* **What the task requires**: Find each line of the entries with the string "name", please, and copy it.

- Opening Delimiter -

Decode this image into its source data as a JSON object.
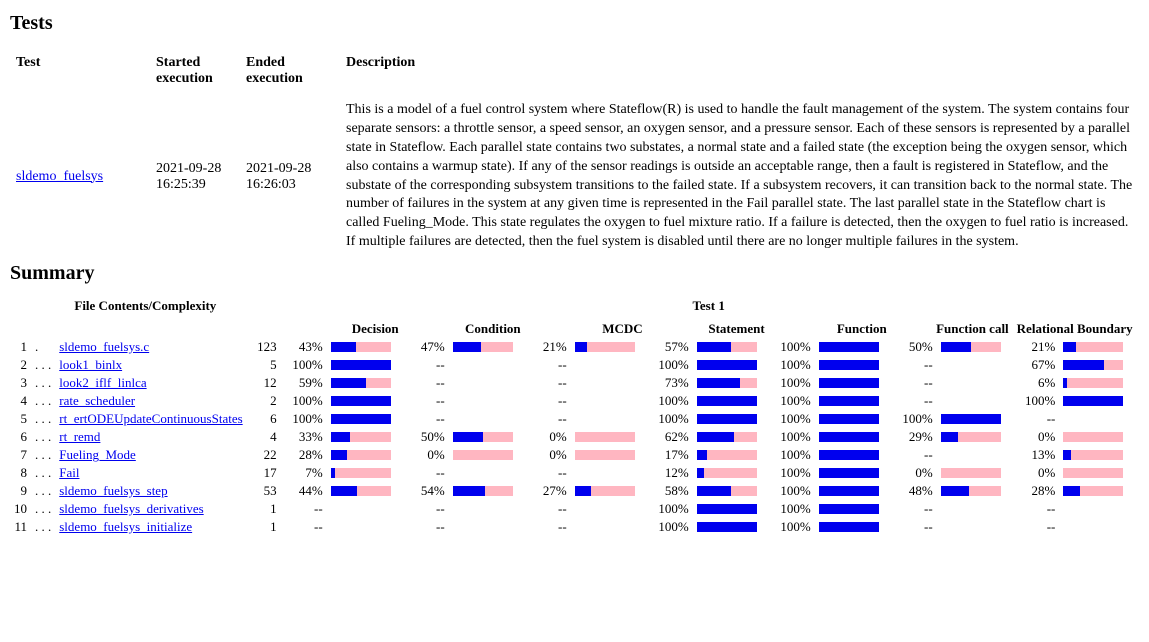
{
  "headings": {
    "tests": "Tests",
    "summary": "Summary"
  },
  "tests_table": {
    "headers": {
      "test": "Test",
      "started": "Started execution",
      "ended": "Ended execution",
      "description": "Description"
    },
    "rows": [
      {
        "test_link": "sldemo_fuelsys",
        "started": "2021-09-28 16:25:39",
        "ended": "2021-09-28 16:26:03",
        "description": "This is a model of a fuel control system where Stateflow(R) is used to handle the fault management of the system. The system contains four separate sensors: a throttle sensor, a speed sensor, an oxygen sensor, and a pressure sensor. Each of these sensors is represented by a parallel state in Stateflow. Each parallel state contains two substates, a normal state and a failed state (the exception being the oxygen sensor, which also contains a warmup state). If any of the sensor readings is outside an acceptable range, then a fault is registered in Stateflow, and the substate of the corresponding subsystem transitions to the failed state. If a subsystem recovers, it can transition back to the normal state. The number of failures in the system at any given time is represented in the Fail parallel state. The last parallel state in the Stateflow chart is called Fueling_Mode. This state regulates the oxygen to fuel mixture ratio. If a failure is detected, then the oxygen to fuel ratio is increased. If multiple failures are detected, then the fuel system is disabled until there are no longer multiple failures in the system."
      }
    ]
  },
  "summary": {
    "top_headers": {
      "file": "File Contents/Complexity",
      "test": "Test 1"
    },
    "metric_headers": [
      "Decision",
      "Condition",
      "MCDC",
      "Statement",
      "Function",
      "Function call",
      "Relational Boundary"
    ],
    "rows": [
      {
        "idx": "1",
        "dots": ".",
        "name": "sldemo_fuelsys.c",
        "cx": "123",
        "m": [
          {
            "p": "43%",
            "b": 43
          },
          {
            "p": "47%",
            "b": 47
          },
          {
            "p": "21%",
            "b": 21
          },
          {
            "p": "57%",
            "b": 57
          },
          {
            "p": "100%",
            "b": 100
          },
          {
            "p": "50%",
            "b": 50
          },
          {
            "p": "21%",
            "b": 21
          }
        ]
      },
      {
        "idx": "2",
        "dots": ". . .",
        "name": "look1_binlx",
        "cx": "5",
        "m": [
          {
            "p": "100%",
            "b": 100,
            "cyan": true
          },
          {
            "p": "--"
          },
          {
            "p": "--"
          },
          {
            "p": "100%",
            "b": 100,
            "cyan": true
          },
          {
            "p": "100%",
            "b": 100
          },
          {
            "p": "--"
          },
          {
            "p": "67%",
            "b": 67
          }
        ]
      },
      {
        "idx": "3",
        "dots": ". . .",
        "name": "look2_iflf_linlca",
        "cx": "12",
        "m": [
          {
            "p": "59%",
            "b": 59
          },
          {
            "p": "--"
          },
          {
            "p": "--"
          },
          {
            "p": "73%",
            "b": 73
          },
          {
            "p": "100%",
            "b": 100
          },
          {
            "p": "--"
          },
          {
            "p": "6%",
            "b": 6
          }
        ]
      },
      {
        "idx": "4",
        "dots": ". . .",
        "name": "rate_scheduler",
        "cx": "2",
        "m": [
          {
            "p": "100%",
            "b": 100
          },
          {
            "p": "--"
          },
          {
            "p": "--"
          },
          {
            "p": "100%",
            "b": 100
          },
          {
            "p": "100%",
            "b": 100
          },
          {
            "p": "--"
          },
          {
            "p": "100%",
            "b": 100
          }
        ]
      },
      {
        "idx": "5",
        "dots": ". . .",
        "name": "rt_ertODEUpdateContinuousStates",
        "cx": "6",
        "m": [
          {
            "p": "100%",
            "b": 100
          },
          {
            "p": "--"
          },
          {
            "p": "--"
          },
          {
            "p": "100%",
            "b": 100
          },
          {
            "p": "100%",
            "b": 100
          },
          {
            "p": "100%",
            "b": 100
          },
          {
            "p": "--"
          }
        ]
      },
      {
        "idx": "6",
        "dots": ". . .",
        "name": "rt_remd",
        "cx": "4",
        "m": [
          {
            "p": "33%",
            "b": 33
          },
          {
            "p": "50%",
            "b": 50
          },
          {
            "p": "0%",
            "b": 0
          },
          {
            "p": "62%",
            "b": 62
          },
          {
            "p": "100%",
            "b": 100
          },
          {
            "p": "29%",
            "b": 29
          },
          {
            "p": "0%",
            "b": 0
          }
        ]
      },
      {
        "idx": "7",
        "dots": ". . .",
        "name": "Fueling_Mode",
        "cx": "22",
        "m": [
          {
            "p": "28%",
            "b": 28
          },
          {
            "p": "0%",
            "b": 0
          },
          {
            "p": "0%",
            "b": 0
          },
          {
            "p": "17%",
            "b": 17
          },
          {
            "p": "100%",
            "b": 100
          },
          {
            "p": "--"
          },
          {
            "p": "13%",
            "b": 13
          }
        ]
      },
      {
        "idx": "8",
        "dots": ". . .",
        "name": "Fail",
        "cx": "17",
        "m": [
          {
            "p": "7%",
            "b": 7
          },
          {
            "p": "--"
          },
          {
            "p": "--"
          },
          {
            "p": "12%",
            "b": 12
          },
          {
            "p": "100%",
            "b": 100
          },
          {
            "p": "0%",
            "b": 0
          },
          {
            "p": "0%",
            "b": 0
          }
        ]
      },
      {
        "idx": "9",
        "dots": ". . .",
        "name": "sldemo_fuelsys_step",
        "cx": "53",
        "m": [
          {
            "p": "44%",
            "b": 44
          },
          {
            "p": "54%",
            "b": 54
          },
          {
            "p": "27%",
            "b": 27
          },
          {
            "p": "58%",
            "b": 58
          },
          {
            "p": "100%",
            "b": 100
          },
          {
            "p": "48%",
            "b": 48
          },
          {
            "p": "28%",
            "b": 28
          }
        ]
      },
      {
        "idx": "10",
        "dots": ". . .",
        "name": "sldemo_fuelsys_derivatives",
        "cx": "1",
        "m": [
          {
            "p": "--"
          },
          {
            "p": "--"
          },
          {
            "p": "--"
          },
          {
            "p": "100%",
            "b": 100
          },
          {
            "p": "100%",
            "b": 100
          },
          {
            "p": "--"
          },
          {
            "p": "--"
          }
        ]
      },
      {
        "idx": "11",
        "dots": ". . .",
        "name": "sldemo_fuelsys_initialize",
        "cx": "1",
        "m": [
          {
            "p": "--"
          },
          {
            "p": "--"
          },
          {
            "p": "--"
          },
          {
            "p": "100%",
            "b": 100
          },
          {
            "p": "100%",
            "b": 100
          },
          {
            "p": "--"
          },
          {
            "p": "--"
          }
        ]
      }
    ]
  },
  "chart_data": {
    "type": "table",
    "title": "Code Coverage Summary — Test 1",
    "columns": [
      "File",
      "Complexity",
      "Decision",
      "Condition",
      "MCDC",
      "Statement",
      "Function",
      "Function call",
      "Relational Boundary"
    ],
    "rows": [
      [
        "sldemo_fuelsys.c",
        123,
        43,
        47,
        21,
        57,
        100,
        50,
        21
      ],
      [
        "look1_binlx",
        5,
        100,
        null,
        null,
        100,
        100,
        null,
        67
      ],
      [
        "look2_iflf_linlca",
        12,
        59,
        null,
        null,
        73,
        100,
        null,
        6
      ],
      [
        "rate_scheduler",
        2,
        100,
        null,
        null,
        100,
        100,
        null,
        100
      ],
      [
        "rt_ertODEUpdateContinuousStates",
        6,
        100,
        null,
        null,
        100,
        100,
        100,
        null
      ],
      [
        "rt_remd",
        4,
        33,
        50,
        0,
        62,
        100,
        29,
        0
      ],
      [
        "Fueling_Mode",
        22,
        28,
        0,
        0,
        17,
        100,
        null,
        13
      ],
      [
        "Fail",
        17,
        7,
        null,
        null,
        12,
        100,
        0,
        0
      ],
      [
        "sldemo_fuelsys_step",
        53,
        44,
        54,
        27,
        58,
        100,
        48,
        28
      ],
      [
        "sldemo_fuelsys_derivatives",
        1,
        null,
        null,
        null,
        100,
        100,
        null,
        null
      ],
      [
        "sldemo_fuelsys_initialize",
        1,
        null,
        null,
        null,
        100,
        100,
        null,
        null
      ]
    ],
    "units": "percent",
    "value_range": [
      0,
      100
    ]
  }
}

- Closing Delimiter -

* **Problem solution**:
        "name": "sldemo_fuelsys.c",
        "name": "look1_binlx",
        "name": "look2_iflf_linlca",
        "name": "rate_scheduler",
        "name": "rt_ertODEUpdateContinuousStates",
        "name": "rt_remd",
        "name": "Fueling_Mode",
        "name": "Fail",
        "name": "sldemo_fuelsys_step",
        "name": "sldemo_fuelsys_derivatives",
        "name": "sldemo_fuelsys_initialize",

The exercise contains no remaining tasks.